He loves the community and the people, as well as the natural beauty. He enjoys walking on the rocks at Pemaquid Point Lighthouse Park and visiting the Rachel Carson Salt Pond at low tide.
After taking terminal leave from the Army, he and his wife moved to New Harbor and Allen started practicing medicine in Waldoboro a few months later, in December 2016. He practices at Waldoboro Family Medicine, at 28 Mill St.
Allen said terminal leave is time off that has built up and is used at the end of military service, before official retirement.
Allen is a minister’s son. His family moved around a lot when he was young, mostly through Pennsylvania, before settling in Carthage, N.Y., where he graduated from high school.
He attended the Massachusetts Institute of Technology for his undergraduate degree, focusing on genetics and life sciences research.
When he started work on his master’s degree at Carnegie Mellon University, he realized he didn’t like the idea of sitting on a lab bench all day with little human interaction and decided to shift his focus to practicing medicine.
Allen described himself as a lifelong introvert, but said an 18-month mission trip to Paris with The Church of Jesus Christ of Latter-day Saints brought him out of his shell.
He joined the Army after his first year of medical school, when he realized he needed help with the student debt he was racking up.
He only planned to stay for the required three years, but came to like the travel and the people in the military. He did his family medicine training in the military and was deployed to combat zones three times.
Allen talked about how his experience confirming soldiers as deceased during a deployment to Afghanistan shaped his immense appreciation for the sacrifices of service members and the tremendous cost of freedom.
“That’s part of my motivation to run, is that I saw what these soldiers gave up. And here we are just squandering our freedoms. To me, that makes their deaths less meaningful,” Allen said.
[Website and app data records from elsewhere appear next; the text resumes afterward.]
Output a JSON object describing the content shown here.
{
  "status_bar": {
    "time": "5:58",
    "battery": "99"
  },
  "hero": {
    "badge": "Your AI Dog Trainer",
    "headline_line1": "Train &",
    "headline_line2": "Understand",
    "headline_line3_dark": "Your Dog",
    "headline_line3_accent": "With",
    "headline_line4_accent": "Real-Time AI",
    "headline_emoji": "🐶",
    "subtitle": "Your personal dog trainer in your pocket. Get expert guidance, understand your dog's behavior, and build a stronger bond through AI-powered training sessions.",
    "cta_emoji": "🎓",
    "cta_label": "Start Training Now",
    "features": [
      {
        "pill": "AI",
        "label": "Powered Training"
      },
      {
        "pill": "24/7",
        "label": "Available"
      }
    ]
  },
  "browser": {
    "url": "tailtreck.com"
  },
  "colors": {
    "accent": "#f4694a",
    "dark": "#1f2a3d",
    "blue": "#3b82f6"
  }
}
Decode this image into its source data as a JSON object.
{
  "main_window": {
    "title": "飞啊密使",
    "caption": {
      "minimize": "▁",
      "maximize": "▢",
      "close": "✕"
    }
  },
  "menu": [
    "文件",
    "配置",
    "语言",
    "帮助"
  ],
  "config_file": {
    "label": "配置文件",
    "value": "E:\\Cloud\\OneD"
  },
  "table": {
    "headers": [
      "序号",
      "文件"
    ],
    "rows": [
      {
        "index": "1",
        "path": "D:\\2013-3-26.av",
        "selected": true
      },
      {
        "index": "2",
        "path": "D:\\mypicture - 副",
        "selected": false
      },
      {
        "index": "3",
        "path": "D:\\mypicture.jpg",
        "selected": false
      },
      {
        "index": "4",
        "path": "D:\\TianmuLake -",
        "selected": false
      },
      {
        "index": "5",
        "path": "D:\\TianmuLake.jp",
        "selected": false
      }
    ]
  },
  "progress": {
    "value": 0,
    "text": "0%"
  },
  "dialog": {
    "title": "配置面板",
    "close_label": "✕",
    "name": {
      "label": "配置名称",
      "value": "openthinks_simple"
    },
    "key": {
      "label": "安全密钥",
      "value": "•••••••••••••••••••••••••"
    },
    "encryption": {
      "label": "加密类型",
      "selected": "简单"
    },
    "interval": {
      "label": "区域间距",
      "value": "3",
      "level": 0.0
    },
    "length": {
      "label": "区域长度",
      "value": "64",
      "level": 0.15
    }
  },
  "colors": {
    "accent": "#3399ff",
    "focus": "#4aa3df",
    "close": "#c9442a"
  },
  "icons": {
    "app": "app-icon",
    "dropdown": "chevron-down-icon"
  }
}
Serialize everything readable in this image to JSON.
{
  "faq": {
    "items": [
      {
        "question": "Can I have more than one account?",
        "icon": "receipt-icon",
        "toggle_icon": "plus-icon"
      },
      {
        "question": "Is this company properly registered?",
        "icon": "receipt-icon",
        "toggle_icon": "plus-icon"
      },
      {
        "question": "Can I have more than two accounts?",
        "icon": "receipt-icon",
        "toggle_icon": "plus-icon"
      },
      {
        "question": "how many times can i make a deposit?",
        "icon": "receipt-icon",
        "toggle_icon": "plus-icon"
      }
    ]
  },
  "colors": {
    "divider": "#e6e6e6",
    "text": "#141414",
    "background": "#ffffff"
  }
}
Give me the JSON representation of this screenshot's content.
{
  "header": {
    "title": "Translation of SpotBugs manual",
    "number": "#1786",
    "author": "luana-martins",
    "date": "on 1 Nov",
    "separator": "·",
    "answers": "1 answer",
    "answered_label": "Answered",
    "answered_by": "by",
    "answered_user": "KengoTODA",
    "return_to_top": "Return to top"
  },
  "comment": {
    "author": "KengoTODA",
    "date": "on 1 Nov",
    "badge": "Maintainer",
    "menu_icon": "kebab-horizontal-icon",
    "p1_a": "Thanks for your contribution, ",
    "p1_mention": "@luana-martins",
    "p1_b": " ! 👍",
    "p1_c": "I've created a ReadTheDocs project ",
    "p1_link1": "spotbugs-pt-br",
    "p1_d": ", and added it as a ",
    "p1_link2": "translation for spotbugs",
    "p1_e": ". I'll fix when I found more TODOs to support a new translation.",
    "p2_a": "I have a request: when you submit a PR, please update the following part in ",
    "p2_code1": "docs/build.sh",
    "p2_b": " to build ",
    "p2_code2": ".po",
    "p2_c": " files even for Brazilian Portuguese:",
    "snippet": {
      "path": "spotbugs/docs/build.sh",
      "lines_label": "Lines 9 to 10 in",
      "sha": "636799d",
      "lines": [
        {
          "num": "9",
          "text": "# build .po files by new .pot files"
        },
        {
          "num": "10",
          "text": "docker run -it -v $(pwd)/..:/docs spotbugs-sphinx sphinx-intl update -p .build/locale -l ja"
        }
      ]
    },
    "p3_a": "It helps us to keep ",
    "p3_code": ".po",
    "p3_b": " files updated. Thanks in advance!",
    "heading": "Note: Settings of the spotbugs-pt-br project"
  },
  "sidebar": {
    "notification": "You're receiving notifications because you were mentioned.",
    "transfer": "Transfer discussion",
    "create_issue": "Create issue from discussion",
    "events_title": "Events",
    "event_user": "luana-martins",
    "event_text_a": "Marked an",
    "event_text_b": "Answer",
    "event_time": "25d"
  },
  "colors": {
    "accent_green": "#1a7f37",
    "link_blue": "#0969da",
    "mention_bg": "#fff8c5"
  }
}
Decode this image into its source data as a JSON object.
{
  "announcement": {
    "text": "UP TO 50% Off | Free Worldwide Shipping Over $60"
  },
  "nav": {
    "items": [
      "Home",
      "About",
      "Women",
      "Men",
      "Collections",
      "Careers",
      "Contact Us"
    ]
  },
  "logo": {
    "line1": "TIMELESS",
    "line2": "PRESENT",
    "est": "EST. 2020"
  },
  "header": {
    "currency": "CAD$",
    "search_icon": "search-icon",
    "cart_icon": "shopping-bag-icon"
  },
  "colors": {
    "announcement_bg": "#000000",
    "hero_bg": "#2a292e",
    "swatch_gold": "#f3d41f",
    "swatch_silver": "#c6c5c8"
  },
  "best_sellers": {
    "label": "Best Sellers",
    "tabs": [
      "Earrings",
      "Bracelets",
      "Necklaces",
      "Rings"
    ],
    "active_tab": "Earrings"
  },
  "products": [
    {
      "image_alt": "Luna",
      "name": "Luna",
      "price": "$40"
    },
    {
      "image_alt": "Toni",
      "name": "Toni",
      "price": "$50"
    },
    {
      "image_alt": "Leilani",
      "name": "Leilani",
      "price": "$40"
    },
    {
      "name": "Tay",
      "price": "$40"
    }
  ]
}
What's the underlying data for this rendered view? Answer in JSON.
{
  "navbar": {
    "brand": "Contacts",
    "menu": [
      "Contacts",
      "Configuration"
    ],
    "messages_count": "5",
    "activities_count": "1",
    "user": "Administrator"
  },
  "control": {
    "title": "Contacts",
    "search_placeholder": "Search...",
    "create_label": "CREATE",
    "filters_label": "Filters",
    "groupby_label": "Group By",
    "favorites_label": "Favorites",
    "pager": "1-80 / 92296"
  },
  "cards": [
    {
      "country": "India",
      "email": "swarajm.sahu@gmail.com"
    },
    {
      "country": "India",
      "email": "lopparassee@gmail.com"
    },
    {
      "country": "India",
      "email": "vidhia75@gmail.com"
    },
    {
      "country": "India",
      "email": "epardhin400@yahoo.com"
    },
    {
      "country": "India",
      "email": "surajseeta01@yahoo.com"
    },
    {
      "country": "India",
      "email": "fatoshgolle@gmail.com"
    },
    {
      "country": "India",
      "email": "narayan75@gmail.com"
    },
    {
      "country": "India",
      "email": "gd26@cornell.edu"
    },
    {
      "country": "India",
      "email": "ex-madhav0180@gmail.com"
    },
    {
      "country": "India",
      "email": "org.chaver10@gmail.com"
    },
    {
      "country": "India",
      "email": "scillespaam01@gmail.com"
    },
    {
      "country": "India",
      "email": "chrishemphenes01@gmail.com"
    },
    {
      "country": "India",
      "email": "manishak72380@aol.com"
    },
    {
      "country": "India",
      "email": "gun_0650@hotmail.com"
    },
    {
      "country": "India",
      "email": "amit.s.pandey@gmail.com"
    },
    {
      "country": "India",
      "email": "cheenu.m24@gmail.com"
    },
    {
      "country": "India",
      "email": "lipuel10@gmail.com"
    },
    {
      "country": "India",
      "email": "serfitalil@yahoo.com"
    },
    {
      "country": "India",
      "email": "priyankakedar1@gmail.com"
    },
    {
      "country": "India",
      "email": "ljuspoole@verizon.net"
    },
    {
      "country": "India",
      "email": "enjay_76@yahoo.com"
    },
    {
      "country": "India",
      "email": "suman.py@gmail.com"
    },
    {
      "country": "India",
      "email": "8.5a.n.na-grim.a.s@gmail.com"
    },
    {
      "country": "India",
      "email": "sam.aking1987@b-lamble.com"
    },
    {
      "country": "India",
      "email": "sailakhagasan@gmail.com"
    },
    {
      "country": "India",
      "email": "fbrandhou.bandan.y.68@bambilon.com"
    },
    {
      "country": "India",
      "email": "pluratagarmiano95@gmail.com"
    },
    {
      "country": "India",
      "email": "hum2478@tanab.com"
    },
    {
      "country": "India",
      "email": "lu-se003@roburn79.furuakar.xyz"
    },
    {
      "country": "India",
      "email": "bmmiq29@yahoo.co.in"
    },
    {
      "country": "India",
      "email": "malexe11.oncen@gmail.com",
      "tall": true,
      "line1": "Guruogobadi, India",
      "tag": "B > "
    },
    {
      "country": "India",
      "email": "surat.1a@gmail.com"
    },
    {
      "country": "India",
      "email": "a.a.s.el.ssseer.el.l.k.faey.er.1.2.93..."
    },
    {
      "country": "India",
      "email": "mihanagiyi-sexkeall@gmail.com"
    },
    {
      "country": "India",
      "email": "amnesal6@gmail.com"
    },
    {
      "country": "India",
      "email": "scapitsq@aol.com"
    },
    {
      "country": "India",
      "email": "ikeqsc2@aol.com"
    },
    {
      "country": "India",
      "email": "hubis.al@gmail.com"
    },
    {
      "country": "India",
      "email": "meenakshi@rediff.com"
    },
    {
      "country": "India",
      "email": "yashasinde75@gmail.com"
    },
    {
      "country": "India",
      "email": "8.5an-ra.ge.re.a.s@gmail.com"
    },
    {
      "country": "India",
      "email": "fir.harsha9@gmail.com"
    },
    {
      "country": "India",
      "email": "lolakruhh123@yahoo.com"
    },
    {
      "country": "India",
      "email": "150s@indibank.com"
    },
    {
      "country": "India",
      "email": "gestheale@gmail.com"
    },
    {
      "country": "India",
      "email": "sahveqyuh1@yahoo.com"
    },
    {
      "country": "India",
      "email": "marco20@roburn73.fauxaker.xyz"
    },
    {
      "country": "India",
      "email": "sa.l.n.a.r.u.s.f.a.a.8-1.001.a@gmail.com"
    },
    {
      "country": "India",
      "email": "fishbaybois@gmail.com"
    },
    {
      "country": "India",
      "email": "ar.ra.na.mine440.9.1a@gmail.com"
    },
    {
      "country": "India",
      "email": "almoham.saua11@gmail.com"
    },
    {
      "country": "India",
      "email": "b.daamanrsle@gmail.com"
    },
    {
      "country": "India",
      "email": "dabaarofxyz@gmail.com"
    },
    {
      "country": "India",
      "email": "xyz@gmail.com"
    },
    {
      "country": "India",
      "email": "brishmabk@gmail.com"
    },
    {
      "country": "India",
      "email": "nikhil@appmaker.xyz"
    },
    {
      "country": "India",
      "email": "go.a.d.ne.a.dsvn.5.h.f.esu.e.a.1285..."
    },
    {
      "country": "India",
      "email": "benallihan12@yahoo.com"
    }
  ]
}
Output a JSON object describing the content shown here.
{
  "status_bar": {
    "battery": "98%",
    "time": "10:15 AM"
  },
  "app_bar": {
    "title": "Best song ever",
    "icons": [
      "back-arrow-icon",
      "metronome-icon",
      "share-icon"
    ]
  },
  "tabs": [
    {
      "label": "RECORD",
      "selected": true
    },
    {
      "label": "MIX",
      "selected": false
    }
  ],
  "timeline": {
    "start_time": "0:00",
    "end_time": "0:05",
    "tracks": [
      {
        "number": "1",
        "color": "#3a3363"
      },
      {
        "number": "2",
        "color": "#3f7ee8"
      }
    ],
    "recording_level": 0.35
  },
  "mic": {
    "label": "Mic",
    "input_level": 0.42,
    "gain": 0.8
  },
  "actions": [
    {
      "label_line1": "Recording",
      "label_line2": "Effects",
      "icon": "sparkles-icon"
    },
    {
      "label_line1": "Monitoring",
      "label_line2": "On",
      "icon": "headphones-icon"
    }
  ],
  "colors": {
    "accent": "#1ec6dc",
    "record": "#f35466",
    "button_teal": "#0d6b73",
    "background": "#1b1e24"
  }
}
Allen and his wife of 35 years, Sandy, plan to stay in New Harbor long term. The couple has six children spread all over the country, as is typical of military families, he said.